## Your objective
Exact repetition of every entry is required.

Records from a data collection:
===

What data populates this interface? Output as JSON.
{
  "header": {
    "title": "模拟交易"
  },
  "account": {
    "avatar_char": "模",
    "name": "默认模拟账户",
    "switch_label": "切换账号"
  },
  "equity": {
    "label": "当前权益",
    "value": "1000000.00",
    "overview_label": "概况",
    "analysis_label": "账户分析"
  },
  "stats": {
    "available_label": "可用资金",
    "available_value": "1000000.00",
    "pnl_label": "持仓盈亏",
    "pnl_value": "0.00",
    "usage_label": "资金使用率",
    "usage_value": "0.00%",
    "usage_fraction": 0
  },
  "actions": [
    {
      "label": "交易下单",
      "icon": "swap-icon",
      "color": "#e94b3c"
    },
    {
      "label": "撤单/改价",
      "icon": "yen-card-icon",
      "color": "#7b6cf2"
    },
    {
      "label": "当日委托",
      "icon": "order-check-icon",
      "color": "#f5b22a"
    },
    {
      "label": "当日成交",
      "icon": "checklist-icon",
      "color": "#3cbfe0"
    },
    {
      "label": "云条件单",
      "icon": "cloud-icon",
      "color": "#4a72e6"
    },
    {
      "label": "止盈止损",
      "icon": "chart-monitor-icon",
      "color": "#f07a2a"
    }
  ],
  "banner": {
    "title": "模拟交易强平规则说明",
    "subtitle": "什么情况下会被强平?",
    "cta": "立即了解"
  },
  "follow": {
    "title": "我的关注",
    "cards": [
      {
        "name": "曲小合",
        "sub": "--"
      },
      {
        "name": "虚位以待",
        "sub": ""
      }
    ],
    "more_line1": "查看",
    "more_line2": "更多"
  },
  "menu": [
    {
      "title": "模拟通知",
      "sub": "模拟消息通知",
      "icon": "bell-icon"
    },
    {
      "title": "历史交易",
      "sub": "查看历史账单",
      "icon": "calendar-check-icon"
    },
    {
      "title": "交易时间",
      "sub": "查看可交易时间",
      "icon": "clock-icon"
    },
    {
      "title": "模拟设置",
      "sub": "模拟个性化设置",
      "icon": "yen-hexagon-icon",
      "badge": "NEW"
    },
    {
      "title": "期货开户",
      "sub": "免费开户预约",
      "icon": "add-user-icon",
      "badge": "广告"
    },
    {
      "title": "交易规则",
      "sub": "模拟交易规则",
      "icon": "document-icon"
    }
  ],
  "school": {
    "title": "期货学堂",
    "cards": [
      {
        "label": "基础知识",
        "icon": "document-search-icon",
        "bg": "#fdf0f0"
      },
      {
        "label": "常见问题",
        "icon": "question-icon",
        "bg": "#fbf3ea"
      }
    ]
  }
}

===

## Exercise solution
What data populates this interface? Output as JSON.
{
  "header": {
    "title": "模拟交易"
  },
  "account": {
    "avatar_char": "模",
    "name": "默认模拟账户",
    "switch_label": "切换账号"
  },
  "equity": {
    "label": "当前权益",
    "value": "1000000.00",
    "overview_label": "概况",
    "analysis_label": "账户分析"
  },
  "stats": {
    "available_label": "可用资金",
    "available_value": "1000000.00",
    "pnl_label": "持仓盈亏",
    "pnl_value": "0.00",
    "usage_label": "资金使用率",
    "usage_value": "0.00%",
    "usage_fraction": 0
  },
  "actions": [
    {
      "label": "交易下单",
      "icon": "swap-icon",
      "color": "#e94b3c"
    },
    {
      "label": "撤单/改价",
      "icon": "yen-card-icon",
      "color": "#7b6cf2"
    },
    {
      "label": "当日委托",
      "icon": "order-check-icon",
      "color": "#f5b22a"
    },
    {
      "label": "当日成交",
      "icon": "checklist-icon",
      "color": "#3cbfe0"
    },
    {
      "label": "云条件单",
      "icon": "cloud-icon",
      "color": "#4a72e6"
    },
    {
      "label": "止盈止损",
      "icon": "chart-monitor-icon",
      "color": "#f07a2a"
    }
  ],
  "banner": {
    "title": "模拟交易强平规则说明",
    "subtitle": "什么情况下会被强平?",
    "cta": "立即了解"
  },
  "follow": {
    "title": "我的关注",
    "cards": [
      {
        "name": "曲小合",
        "sub": "--"
      },
      {
        "name": "虚位以待",
        "sub": ""
      }
    ],
    "more_line1": "查看",
    "more_line2": "更多"
  },
  "menu": [
    {
      "title": "模拟通知",
      "sub": "模拟消息通知",
      "icon": "bell-icon"
    },
    {
      "title": "历史交易",
      "sub": "查看历史账单",
      "icon": "calendar-check-icon"
    },
    {
      "title": "交易时间",
      "sub": "查看可交易时间",
      "icon": "clock-icon"
    },
    {
      "title": "模拟设置",
      "sub": "模拟个性化设置",
      "icon": "yen-hexagon-icon",
      "badge": "NEW"
    },
    {
      "title": "期货开户",
      "sub": "免费开户预约",
      "icon": "add-user-icon",
      "badge": "广告"
    },
    {
      "title": "交易规则",
      "sub": "模拟交易规则",
      "icon": "document-icon"
    }
  ],
  "school": {
    "title": "期货学堂",
    "cards": [
      {
        "label": "基础知识",
        "icon": "document-search-icon",
        "bg": "#fdf0f0"
      },
      {
        "label": "常见问题",
        "icon": "question-icon",
        "bg": "#fbf3ea"
      }
    ]
  }
}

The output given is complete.